In their cluelessness, Fox dumped a metric shit ton of funds into building a cultural empire for the film before it had even been completed, with planned comic, video game and toy tie-ins as well as a novelization by The Wave author Todd Strasser. A cursory glance at the credits of the people involved with the film would have made it clear that Freaked was never going to be a family friendly, merely quirky picture; Winter and Stern had just come off creating the pioneering MTV sketch comedy show “The Idiot Box” and that program was surreal to the extreme, even by MTV comedy standards.
Outside of Winter and Stern was the involvement of Butthole Surfers Gibby Haynes and Paul Leary, who were an active part of the writing process and wrote the score for the film.
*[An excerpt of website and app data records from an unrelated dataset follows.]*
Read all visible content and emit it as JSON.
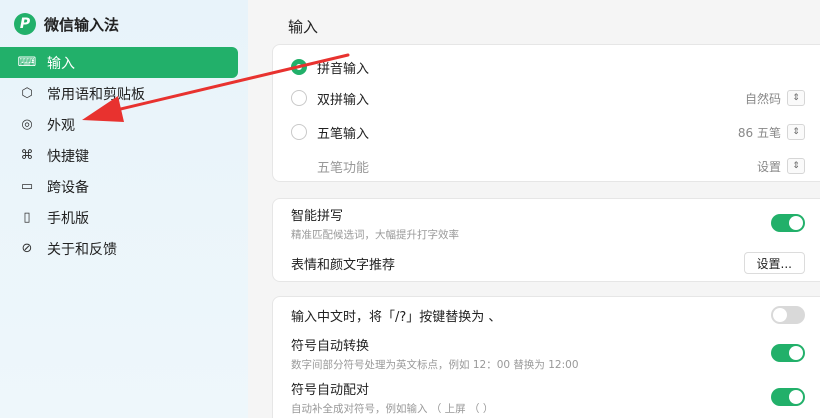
{
  "app": {
    "name": "微信输入法",
    "logo_glyph": "P"
  },
  "sidebar": {
    "items": [
      {
        "label": "输入",
        "icon": "keyboard-icon",
        "glyph": "⌨",
        "active": true
      },
      {
        "label": "常用语和剪贴板",
        "icon": "cube-icon",
        "glyph": "⬡",
        "active": false
      },
      {
        "label": "外观",
        "icon": "appearance-icon",
        "glyph": "◎",
        "active": false
      },
      {
        "label": "快捷键",
        "icon": "command-icon",
        "glyph": "⌘",
        "active": false
      },
      {
        "label": "跨设备",
        "icon": "devices-icon",
        "glyph": "▭",
        "active": false
      },
      {
        "label": "手机版",
        "icon": "phone-icon",
        "glyph": "▯",
        "active": false
      },
      {
        "label": "关于和反馈",
        "icon": "about-icon",
        "glyph": "⊘",
        "active": false
      }
    ]
  },
  "main": {
    "section_title": "输入",
    "methods": {
      "pinyin": {
        "label": "拼音输入",
        "checked": true
      },
      "shuangpin": {
        "label": "双拼输入",
        "value": "自然码",
        "checked": false
      },
      "wubi": {
        "label": "五笔输入",
        "value": "86 五笔",
        "checked": false
      },
      "wubi_func": {
        "label": "五笔功能",
        "value": "设置"
      }
    },
    "smart": {
      "title": "智能拼写",
      "subtitle": "精准匹配候选词，大幅提升打字效率",
      "enabled": true
    },
    "emoji": {
      "title": "表情和颜文字推荐",
      "button": "设置..."
    },
    "slash": {
      "title": "输入中文时，将「/?」按键替换为 、",
      "enabled": false
    },
    "punct": {
      "title": "符号自动转换",
      "subtitle": "数字间部分符号处理为英文标点，例如 12：00 替换为 12:00",
      "enabled": true
    },
    "pair": {
      "title": "符号自动配对",
      "subtitle": "自动补全成对符号，例如输入 （ 上屏 （ ）",
      "enabled": true
    }
  },
  "colors": {
    "accent": "#22b06a",
    "arrow": "#e8322f"
  }
}
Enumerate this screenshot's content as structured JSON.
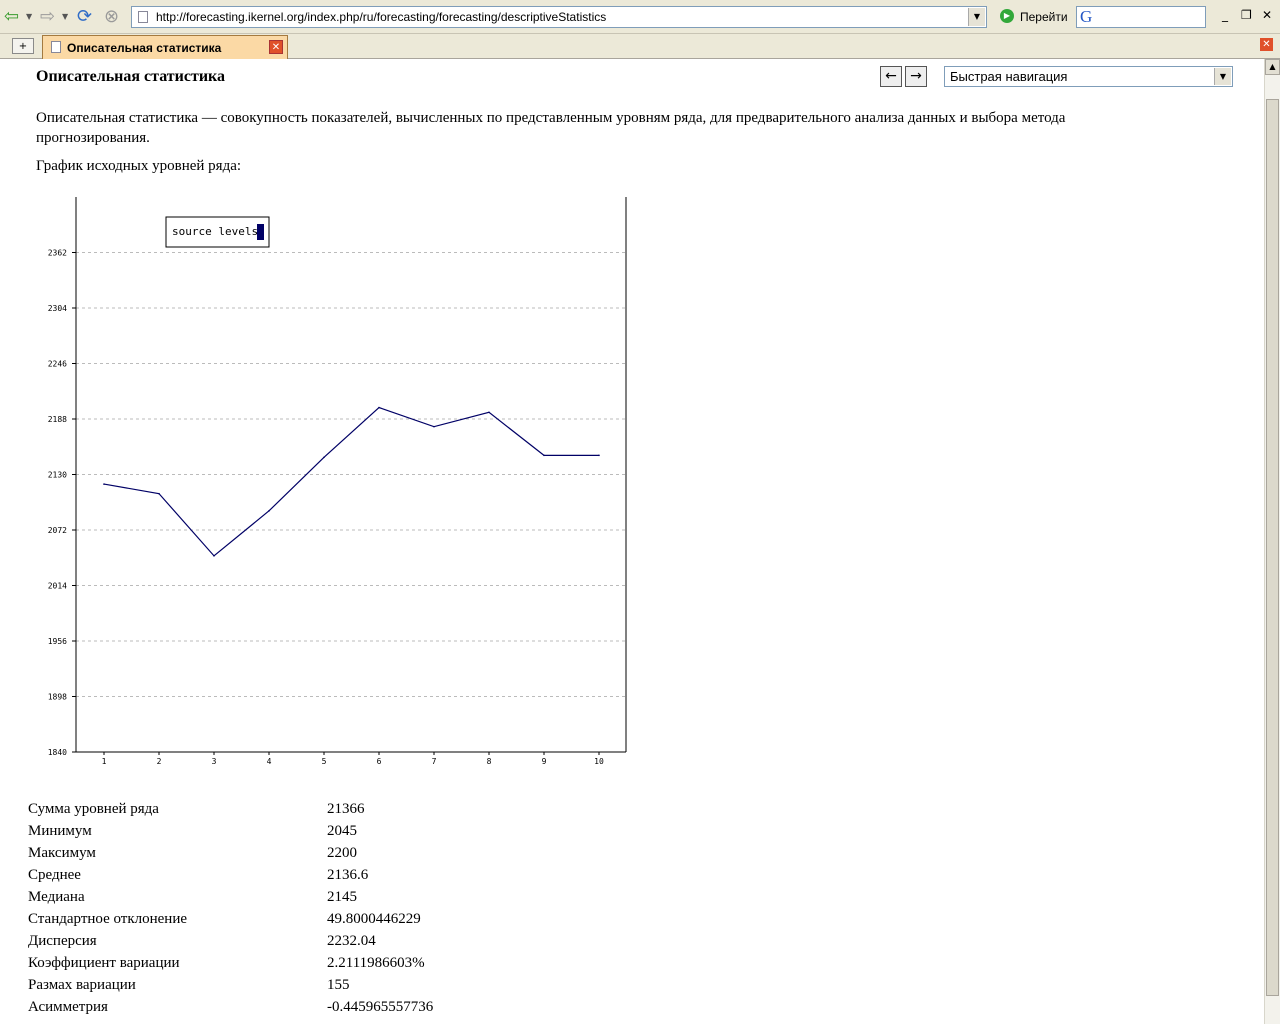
{
  "browser": {
    "url": "http://forecasting.ikernel.org/index.php/ru/forecasting/forecasting/descriptiveStatistics",
    "go_label": "Перейти",
    "search_logo": "G",
    "tab_title": "Описательная статистика"
  },
  "page": {
    "title": "Описательная статистика",
    "prev_arrow": "←",
    "next_arrow": "→",
    "quick_nav": "Быстрая навигация",
    "description": "Описательная статистика — совокупность показателей, вычисленных по представленным уровням ряда, для предварительного анализа данных и выбора метода прогнозирования.",
    "chart_caption": "График исходных уровней ряда:"
  },
  "chart_data": {
    "type": "line",
    "x": [
      1,
      2,
      3,
      4,
      5,
      6,
      7,
      8,
      9,
      10
    ],
    "series": [
      {
        "name": "source levels",
        "values": [
          2120,
          2110,
          2045,
          2092,
          2148,
          2200,
          2180,
          2195,
          2150,
          2150
        ],
        "color": "#000066"
      }
    ],
    "ylim": [
      1840,
      2420
    ],
    "yticks": [
      "1840",
      "1898",
      "1956",
      "2014",
      "2072",
      "2130",
      "2188",
      "2246",
      "2304",
      "2362"
    ],
    "xticks": [
      "1",
      "2",
      "3",
      "4",
      "5",
      "6",
      "7",
      "8",
      "9",
      "10"
    ],
    "grid": true,
    "legend": "top-left"
  },
  "stats": [
    {
      "label": "Сумма уровней ряда",
      "value": "21366"
    },
    {
      "label": "Минимум",
      "value": "2045"
    },
    {
      "label": "Максимум",
      "value": "2200"
    },
    {
      "label": "Среднее",
      "value": "2136.6"
    },
    {
      "label": "Медиана",
      "value": "2145"
    },
    {
      "label": "Стандартное отклонение",
      "value": "49.8000446229"
    },
    {
      "label": "Дисперсия",
      "value": "2232.04"
    },
    {
      "label": "Коэффициент вариации",
      "value": "2.2111986603%"
    },
    {
      "label": "Размах вариации",
      "value": "155"
    },
    {
      "label": "Асимметрия",
      "value": "-0.445965557736"
    }
  ]
}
At some point in its development, Freaked was even meant to be a vehicle for the Surfers, with Winter’s intention to make it a mash-up of Evil Dead and Beach Blanket Bingo.
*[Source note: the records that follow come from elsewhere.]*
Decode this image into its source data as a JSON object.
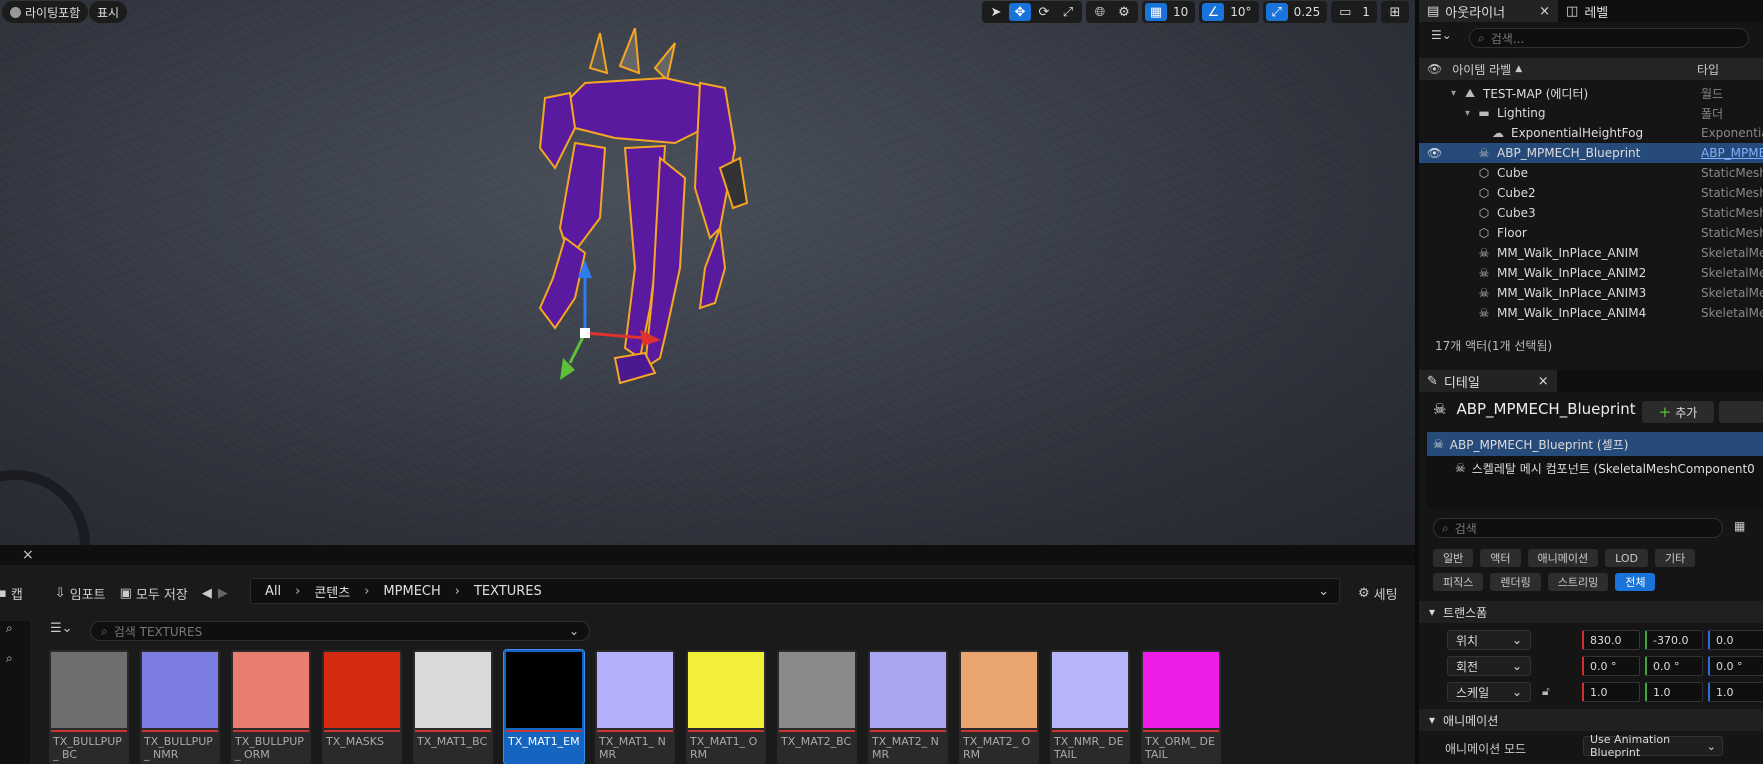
{
  "viewport": {
    "lighting_label": "라이팅포함",
    "show_label": "표시",
    "grid_value": "10",
    "angle_value": "10°",
    "scale_value": "0.25",
    "camera_value": "1"
  },
  "content_browser": {
    "tab_close": "×",
    "left_tab": "캡",
    "import_label": "임포트",
    "save_all_label": "모두 저장",
    "breadcrumb": [
      "All",
      "콘텐츠",
      "MPMECH",
      "TEXTURES"
    ],
    "settings_label": "세팅",
    "search_placeholder": "검색 TEXTURES",
    "assets": [
      {
        "name": "TX_BULLPUP_ BC",
        "color": "#6e6e6e"
      },
      {
        "name": "TX_BULLPUP_ NMR",
        "color": "#7b7de0"
      },
      {
        "name": "TX_BULLPUP_ ORM",
        "color": "#e87d70"
      },
      {
        "name": "TX_MASKS",
        "color": "#d42a10"
      },
      {
        "name": "TX_MAT1_BC",
        "color": "#d9d9d9"
      },
      {
        "name": "TX_MAT1_EM",
        "color": "#000000"
      },
      {
        "name": "TX_MAT1_ NMR",
        "color": "#b2b0fa"
      },
      {
        "name": "TX_MAT1_ ORM",
        "color": "#f3f03a"
      },
      {
        "name": "TX_MAT2_BC",
        "color": "#8a8a8a"
      },
      {
        "name": "TX_MAT2_ NMR",
        "color": "#aaa6f2"
      },
      {
        "name": "TX_MAT2_ ORM",
        "color": "#e9a46f"
      },
      {
        "name": "TX_NMR_ DETAIL",
        "color": "#b7b5fb"
      },
      {
        "name": "TX_ORM_ DETAIL",
        "color": "#ee1ee8"
      }
    ]
  },
  "outliner": {
    "tab_label": "아웃라이너",
    "level_tab": "레벨",
    "search_placeholder": "검색...",
    "col_label": "아이템 라벨",
    "col_type": "타입",
    "rows": [
      {
        "label": "TEST-MAP (에디터)",
        "type": "월드",
        "indent": 1,
        "icon": "map-icon",
        "glyph": "⛰"
      },
      {
        "label": "Lighting",
        "type": "폴더",
        "indent": 2,
        "icon": "folder-icon",
        "glyph": "▬"
      },
      {
        "label": "ExponentialHeightFog",
        "type": "Exponential",
        "indent": 3,
        "icon": "fog-icon",
        "glyph": "☁"
      },
      {
        "label": "ABP_MPMECH_Blueprint",
        "type": "ABP_MPMEC",
        "indent": 2,
        "icon": "skeleton-icon",
        "glyph": "☠"
      },
      {
        "label": "Cube",
        "type": "StaticMesh",
        "indent": 2,
        "icon": "cube-icon",
        "glyph": "⬡"
      },
      {
        "label": "Cube2",
        "type": "StaticMesh",
        "indent": 2,
        "icon": "cube-icon",
        "glyph": "⬡"
      },
      {
        "label": "Cube3",
        "type": "StaticMesh",
        "indent": 2,
        "icon": "cube-icon",
        "glyph": "⬡"
      },
      {
        "label": "Floor",
        "type": "StaticMesh",
        "indent": 2,
        "icon": "cube-icon",
        "glyph": "⬡"
      },
      {
        "label": "MM_Walk_InPlace_ANIM",
        "type": "SkeletalMe",
        "indent": 2,
        "icon": "skeleton-icon",
        "glyph": "☠"
      },
      {
        "label": "MM_Walk_InPlace_ANIM2",
        "type": "SkeletalMe",
        "indent": 2,
        "icon": "skeleton-icon",
        "glyph": "☠"
      },
      {
        "label": "MM_Walk_InPlace_ANIM3",
        "type": "SkeletalMe",
        "indent": 2,
        "icon": "skeleton-icon",
        "glyph": "☠"
      },
      {
        "label": "MM_Walk_InPlace_ANIM4",
        "type": "SkeletalMe",
        "indent": 2,
        "icon": "skeleton-icon",
        "glyph": "☠"
      }
    ],
    "selected_row": "ABP_MPMECH_Blueprint",
    "actor_count": "17개 액터(1개 선택됨)"
  },
  "details": {
    "tab_label": "디테일",
    "title": "ABP_MPMECH_Blueprint",
    "add_label": "추가",
    "components": [
      "ABP_MPMECH_Blueprint (셀프)",
      "스켈레탈 메시 컴포넌트 (SkeletalMeshComponent0"
    ],
    "search_placeholder": "검색",
    "categories_row1": [
      "일반",
      "액터",
      "애니메이션",
      "LOD",
      "기타"
    ],
    "categories_row2": [
      "피직스",
      "렌더링",
      "스트리밍",
      "전체"
    ],
    "active_category": "전체",
    "transform_section": "트랜스폼",
    "location_label": "위치",
    "rotation_label": "회전",
    "scale_label": "스케일",
    "location": [
      "830.0",
      "-370.0",
      "0.0"
    ],
    "rotation": [
      "0.0 °",
      "0.0 °",
      "0.0 °"
    ],
    "scale": [
      "1.0",
      "1.0",
      "1.0"
    ],
    "animation_section": "애니메이션",
    "anim_mode_label": "애니메이션 모드",
    "anim_mode_value": "Use Animation Blueprint"
  }
}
That anything-goes, balls-to-the-wall, near rabid mentality is what drives Freaked’s cult. There’s simply no other film like it, particularly in the way it seamlessly weaves between high and lowbrow references without ignoring or abandoning its brutal insistence on keeping things ugly at all times. The dichotomy that the film excels at is perhaps clearest in a scene where Ricky, freshly turned into a half-man, half-freak disaster, performs a soliloquy from Richard III, complete with an aside from an Oxford professor who handily provides subtitles for “the culturally illiterate.” And what do the subtitles say? Simply “I’m ugly” and “I can’t get laid.”
Despite all the ugliness, the film is immensely entertaining and rewatchable, since every scene is jampacked with a near infinite number of gags and references. It’s one of the few WTF? films I can think of that can go toe-to-toe with any of its peers in the batshit craziness category without sacrificing any entertainment value whatsoever. Every time I watch it I come away with a new favorite moment, whether it’s the Rastafarian disembodied eyes that Skugg uses to police his freak camp or the fact that Stern and Winter aren’t content enough to write a line like “You’re uglier than the burnt nose hairs of a dead nun,” they actually have to have a nun in frame laughing at the insult.
by Nick Hanover